*** Opening of Data excerpts ***
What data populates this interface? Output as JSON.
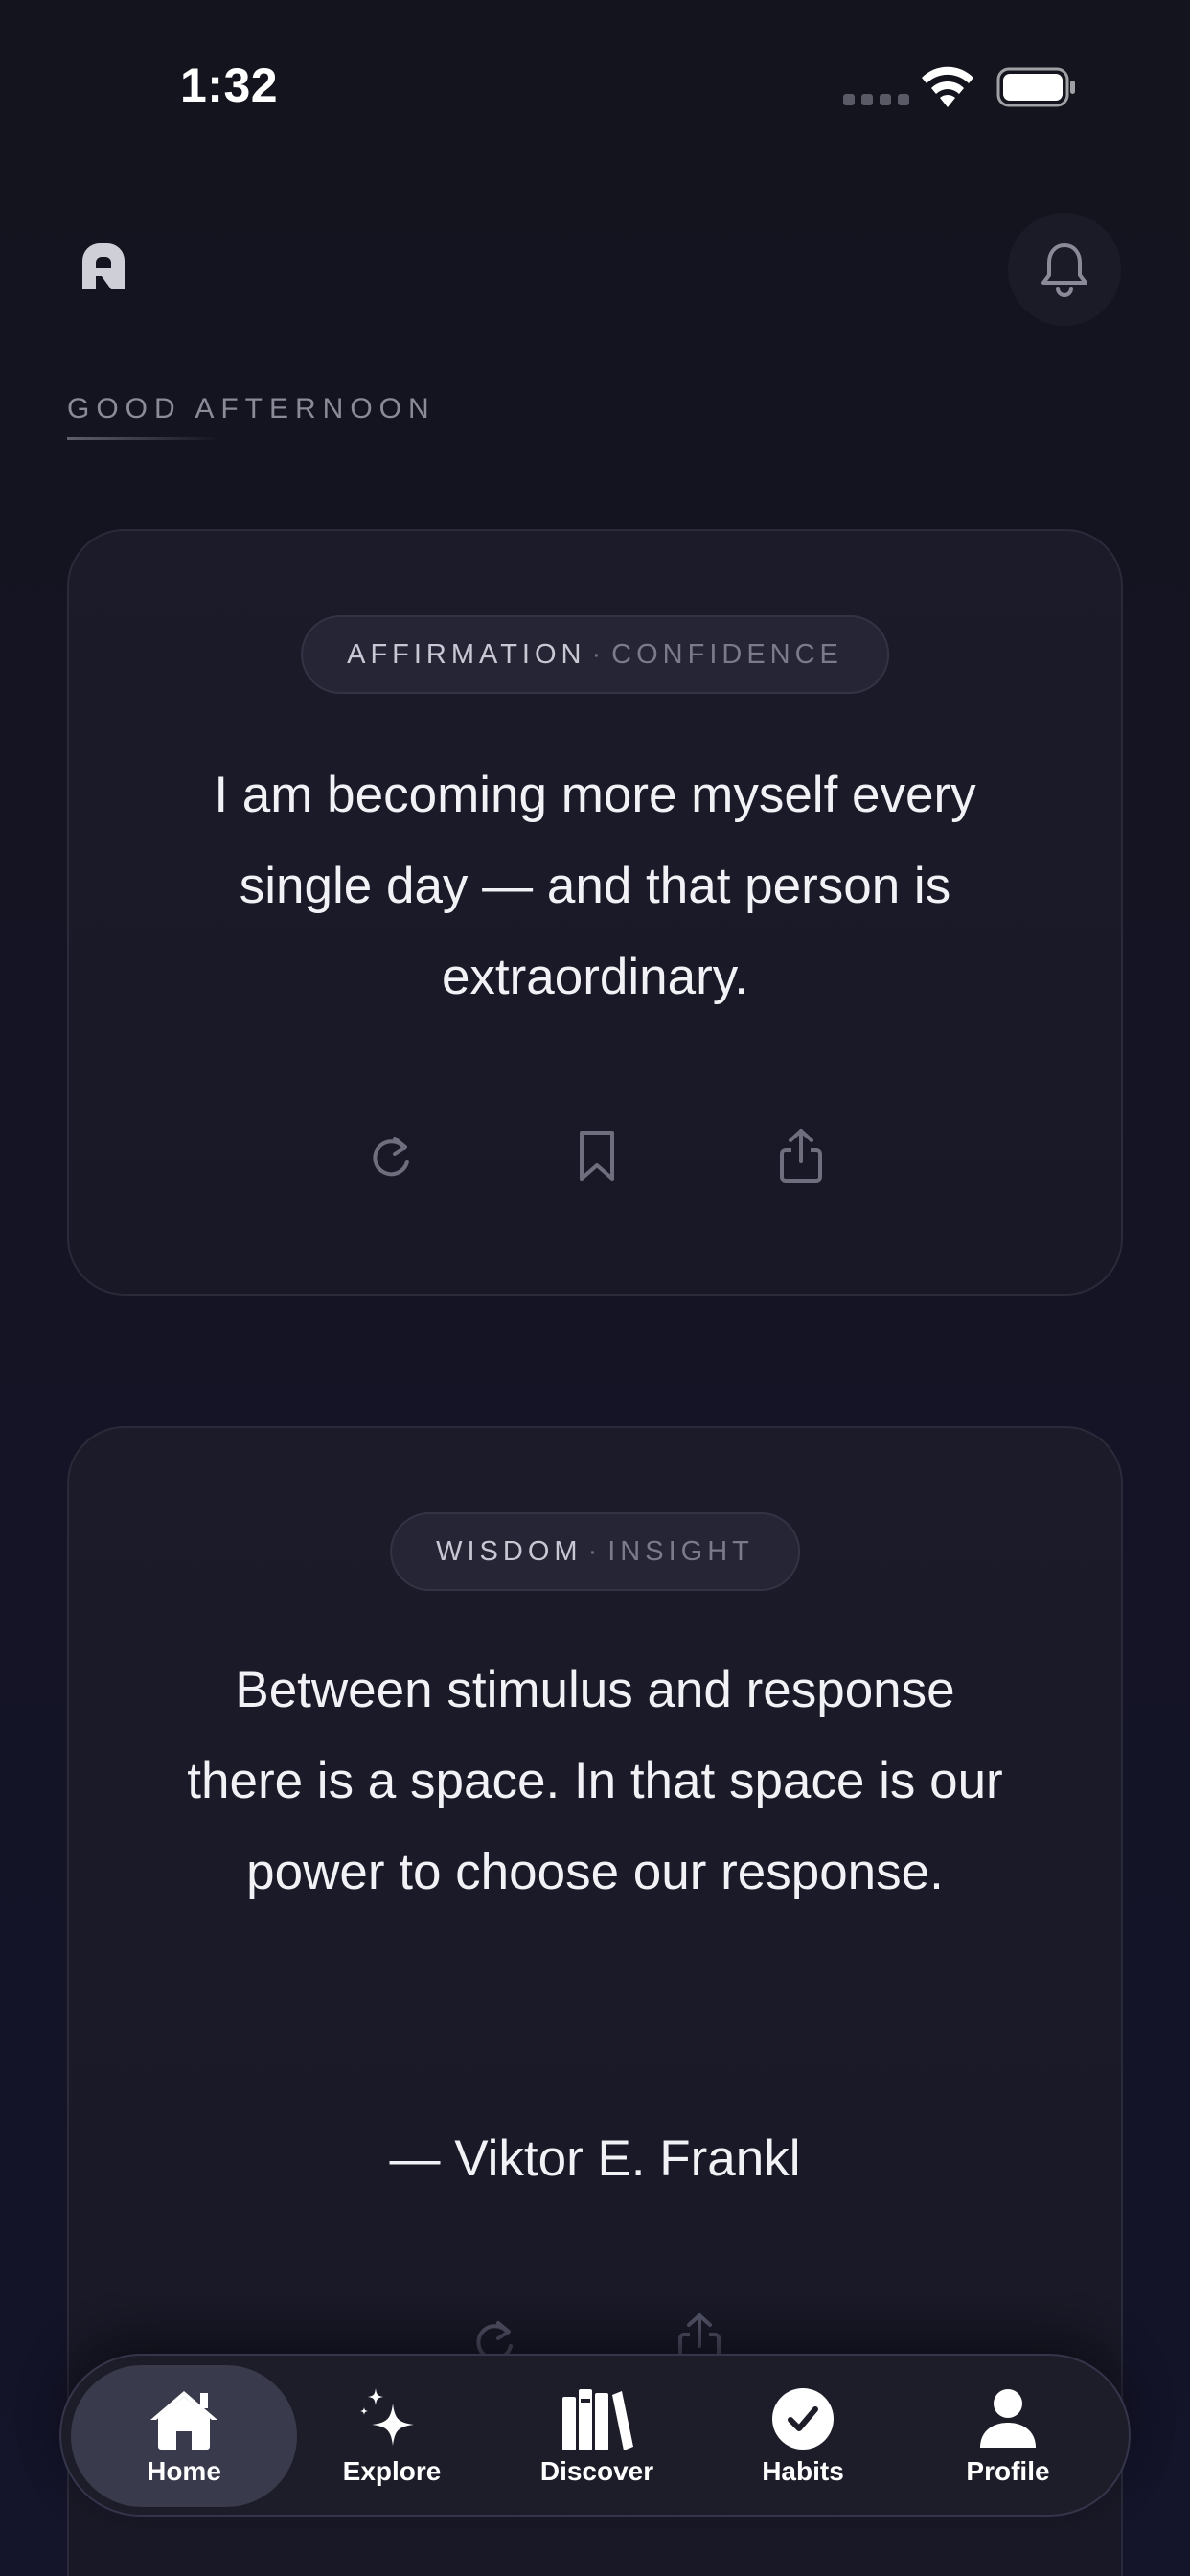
{
  "status_bar": {
    "time": "1:32"
  },
  "header": {
    "greeting": "GOOD AFTERNOON"
  },
  "cards": [
    {
      "category": "AFFIRMATION",
      "separator": "·",
      "subcategory": "CONFIDENCE",
      "quote": "I am becoming more myself every single day — and that person is extraordinary.",
      "actions": [
        "refresh-icon",
        "bookmark-icon",
        "share-icon"
      ]
    },
    {
      "category": "WISDOM",
      "separator": "·",
      "subcategory": "INSIGHT",
      "quote": "Between stimulus and response there is a space. In that space is our power to choose our response.",
      "author": "— Viktor E. Frankl",
      "actions": [
        "refresh-icon",
        "share-icon"
      ]
    }
  ],
  "tabbar": {
    "active": "Home",
    "items": [
      {
        "label": "Home",
        "icon": "home-icon"
      },
      {
        "label": "Explore",
        "icon": "sparkles-icon"
      },
      {
        "label": "Discover",
        "icon": "books-icon"
      },
      {
        "label": "Habits",
        "icon": "checkmark-circle-icon"
      },
      {
        "label": "Profile",
        "icon": "person-icon"
      }
    ]
  },
  "colors": {
    "background": "#14141e",
    "card": "#1b1b29",
    "pill": "#252535",
    "active_tab": "#3a3a4d"
  }
}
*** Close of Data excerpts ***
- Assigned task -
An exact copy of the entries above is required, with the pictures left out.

- Problem solution -
What data populates this interface? Output as JSON.
{
  "status_bar": {
    "time": "1:32"
  },
  "header": {
    "greeting": "GOOD AFTERNOON"
  },
  "cards": [
    {
      "category": "AFFIRMATION",
      "separator": "·",
      "subcategory": "CONFIDENCE",
      "quote": "I am becoming more myself every single day — and that person is extraordinary.",
      "actions": [
        "refresh-icon",
        "bookmark-icon",
        "share-icon"
      ]
    },
    {
      "category": "WISDOM",
      "separator": "·",
      "subcategory": "INSIGHT",
      "quote": "Between stimulus and response there is a space. In that space is our power to choose our response.",
      "author": "— Viktor E. Frankl",
      "actions": [
        "refresh-icon",
        "share-icon"
      ]
    }
  ],
  "tabbar": {
    "active": "Home",
    "items": [
      {
        "label": "Home",
        "icon": "home-icon"
      },
      {
        "label": "Explore",
        "icon": "sparkles-icon"
      },
      {
        "label": "Discover",
        "icon": "books-icon"
      },
      {
        "label": "Habits",
        "icon": "checkmark-circle-icon"
      },
      {
        "label": "Profile",
        "icon": "person-icon"
      }
    ]
  },
  "colors": {
    "background": "#14141e",
    "card": "#1b1b29",
    "pill": "#252535",
    "active_tab": "#3a3a4d"
  }
}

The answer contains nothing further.